DOBSON — For the third time this year, local officials have turned down a construction project over fears of how it would fit in.
On May 3, Mount Airy commissioners by a 4-1 vote denied rezoning for the Shepherd’s House, which would have allowed an expansion of the city’s only homeless shelter. Plans called for increasing the occupancy from 18 to about 50 people.
City officials said the shelter wasn’t a good fit in the historic district, even though they had no trouble approving the Blackmon Amphitheater and the Andy Griffith Museum next door in recent years.
On April 5 the Pilot Mountain commissioners by a 3-1 vote shot down a plan to bring 48 apartments to the outskirts of town at an estimated cost of $6.7 million.
Commissioner Kim Quinn, the lone yes vote, wrote down some of the reasons people spoke out against the project: sex offenders, poor people, people walking instead of driving cars, and destroying their way of life.
“My God takes care of not just the rich people but the poor people as well,” she argued.
Monday’s meeting of the Surry County Board of Commissioners was packed as folks turned out to hear about proposed increases in school and fire tax rates.
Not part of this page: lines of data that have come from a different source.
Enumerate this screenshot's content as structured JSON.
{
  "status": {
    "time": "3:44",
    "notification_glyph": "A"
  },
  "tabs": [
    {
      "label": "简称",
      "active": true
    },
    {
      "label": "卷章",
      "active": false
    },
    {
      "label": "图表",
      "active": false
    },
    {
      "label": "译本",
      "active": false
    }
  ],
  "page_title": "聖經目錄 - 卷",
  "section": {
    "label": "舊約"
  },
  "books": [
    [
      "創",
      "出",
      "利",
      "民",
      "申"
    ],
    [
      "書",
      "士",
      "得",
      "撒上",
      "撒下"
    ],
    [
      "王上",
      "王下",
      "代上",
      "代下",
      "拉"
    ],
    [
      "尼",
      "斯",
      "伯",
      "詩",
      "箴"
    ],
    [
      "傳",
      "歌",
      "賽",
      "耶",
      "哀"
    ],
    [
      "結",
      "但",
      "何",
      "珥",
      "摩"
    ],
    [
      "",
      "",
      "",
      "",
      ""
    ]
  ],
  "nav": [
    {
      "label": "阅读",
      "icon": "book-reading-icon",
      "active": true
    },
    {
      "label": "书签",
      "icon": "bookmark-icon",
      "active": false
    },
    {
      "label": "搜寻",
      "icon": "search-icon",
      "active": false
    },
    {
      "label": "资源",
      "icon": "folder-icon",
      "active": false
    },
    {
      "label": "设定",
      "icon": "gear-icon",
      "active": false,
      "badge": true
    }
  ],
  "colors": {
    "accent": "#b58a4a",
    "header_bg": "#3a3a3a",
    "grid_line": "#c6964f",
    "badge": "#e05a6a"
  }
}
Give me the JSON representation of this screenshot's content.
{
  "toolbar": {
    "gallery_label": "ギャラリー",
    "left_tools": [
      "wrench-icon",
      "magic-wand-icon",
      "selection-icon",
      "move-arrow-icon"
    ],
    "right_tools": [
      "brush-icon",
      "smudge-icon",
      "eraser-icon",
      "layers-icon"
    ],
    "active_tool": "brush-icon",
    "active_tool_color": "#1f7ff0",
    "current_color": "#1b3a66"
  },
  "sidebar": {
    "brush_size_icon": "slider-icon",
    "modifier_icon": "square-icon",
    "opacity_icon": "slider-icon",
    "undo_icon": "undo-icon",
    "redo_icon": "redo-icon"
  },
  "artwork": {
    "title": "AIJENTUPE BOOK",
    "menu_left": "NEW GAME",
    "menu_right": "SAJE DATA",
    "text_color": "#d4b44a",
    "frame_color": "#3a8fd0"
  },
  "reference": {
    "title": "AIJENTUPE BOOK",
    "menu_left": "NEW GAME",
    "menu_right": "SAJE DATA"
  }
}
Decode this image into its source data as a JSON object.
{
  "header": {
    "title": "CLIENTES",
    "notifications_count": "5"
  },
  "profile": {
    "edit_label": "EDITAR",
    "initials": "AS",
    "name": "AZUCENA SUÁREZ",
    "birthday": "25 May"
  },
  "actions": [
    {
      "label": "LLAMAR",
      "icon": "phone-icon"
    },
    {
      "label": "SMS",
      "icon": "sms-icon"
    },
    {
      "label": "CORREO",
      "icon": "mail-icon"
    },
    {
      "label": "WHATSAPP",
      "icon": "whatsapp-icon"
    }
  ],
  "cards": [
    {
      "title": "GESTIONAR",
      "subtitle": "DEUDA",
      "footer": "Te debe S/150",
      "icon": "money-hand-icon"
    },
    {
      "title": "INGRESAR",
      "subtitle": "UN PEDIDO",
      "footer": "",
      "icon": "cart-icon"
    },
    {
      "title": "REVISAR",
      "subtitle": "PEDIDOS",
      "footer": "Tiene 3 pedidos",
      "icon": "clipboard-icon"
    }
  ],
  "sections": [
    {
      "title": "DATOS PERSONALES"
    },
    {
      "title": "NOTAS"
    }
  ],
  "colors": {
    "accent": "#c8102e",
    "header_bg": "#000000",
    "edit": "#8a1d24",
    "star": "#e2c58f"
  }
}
Mixed in with those two public hearings was another hearing over a request to rezone property off Cook School Road between Pilot Mountain and Holly Springs.
Kim Bates, county planning director, said the 11.5 acres is zoned restricted residential now and would switch to RA-conditional — with the conditional use being that several small cabins be built on the site.
Bates noted that no one had come forward to speak against the project when the zoning board gave its approval, despite letters being sent out to the community.
Brock Bowman, of Eddie Bunn Engineering, said his firm is working on the project with an out-of-state developer. He said the land along the roadway was once zoned RA, but had been changed to residential; now he was just asking that it go back to what it originally was.
Bowman said the project would be to build 30 to 35 small cabins, about 400 square feet, for short-term rental. Additional space on the site would be set aside for three houses to be built there, from 1,200 square feet to 1,800. One of these will be occupied by a full-time manager who will oversee the property.
During the public hearing, Wade Gilley Jr., said he owns land nearby and his father is a neighboring property owner to this location.
Gilley said he is concerned about long-term purpose of property. That area is mostly hay and tobacco, he said, and he is concerned that such cabins would become low-income housing and bring more crime and meth labs into the county.
Roger Taylor, who said he lives across the road from this land, said he doesn’t have a problem with new neighbors moving in, but he does have a problem with these small rentals. He said he has seen a lot of mobile homes spring up and meth labs. If this is allowed, it’s going to hurt the community.
Chairman Eddie Harris said he is concerned that these cabins could be used for long-term residences.
Bates said that the developer presented the project as short-term rental cabins, and that’s what the conditional use in the zoning would allow. If the operator tried to do anything other than that with the cabins, then the owner would have to come back before the zoning board for a new permit.
Harris said that squeezing 35 cabins on less than 12 acres doesn’t sound like much of a scenic getaway to him.
Commissioner Van Tucker asked the two neighbors if they had raised their objections to the zoning board, which had voted unanimously in favor of the project.
Taylor said he only just learned about the project last Thursday after the planning board met. Gilley said his father may have received a letter from the county, but he hadn’t seen it.
After the discussion, the county board chose not to support the rezoning.
Reach Jeff at 415-4692.